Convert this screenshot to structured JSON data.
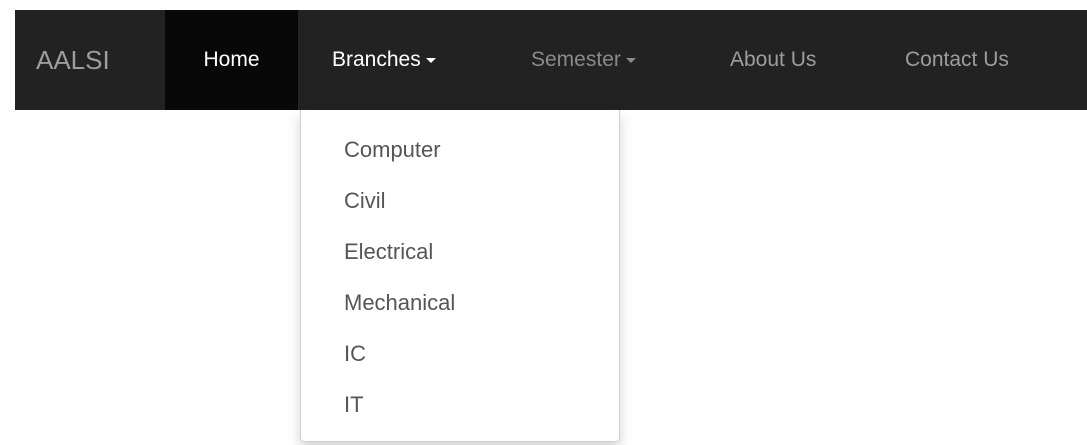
{
  "navbar": {
    "brand": "AALSI",
    "items": [
      {
        "label": "Home"
      },
      {
        "label": "Branches"
      },
      {
        "label": "Semester"
      },
      {
        "label": "About Us"
      },
      {
        "label": "Contact Us"
      }
    ]
  },
  "branches_dropdown": {
    "items": [
      {
        "label": "Computer"
      },
      {
        "label": "Civil"
      },
      {
        "label": "Electrical"
      },
      {
        "label": "Mechanical"
      },
      {
        "label": "IC"
      },
      {
        "label": "IT"
      }
    ]
  },
  "colors": {
    "navbar_bg": "#222222",
    "active_bg": "#080808",
    "muted_text": "#9d9d9d",
    "dropdown_text": "#555555"
  },
  "icons": {
    "dropdown_caret": "caret-down-icon"
  }
}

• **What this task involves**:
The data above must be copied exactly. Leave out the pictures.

• **Output**:
Convert this screenshot to structured JSON data.
{
  "navbar": {
    "brand": "AALSI",
    "items": [
      {
        "label": "Home"
      },
      {
        "label": "Branches"
      },
      {
        "label": "Semester"
      },
      {
        "label": "About Us"
      },
      {
        "label": "Contact Us"
      }
    ]
  },
  "branches_dropdown": {
    "items": [
      {
        "label": "Computer"
      },
      {
        "label": "Civil"
      },
      {
        "label": "Electrical"
      },
      {
        "label": "Mechanical"
      },
      {
        "label": "IC"
      },
      {
        "label": "IT"
      }
    ]
  },
  "colors": {
    "navbar_bg": "#222222",
    "active_bg": "#080808",
    "muted_text": "#9d9d9d",
    "dropdown_text": "#555555"
  },
  "icons": {
    "dropdown_caret": "caret-down-icon"
  }
}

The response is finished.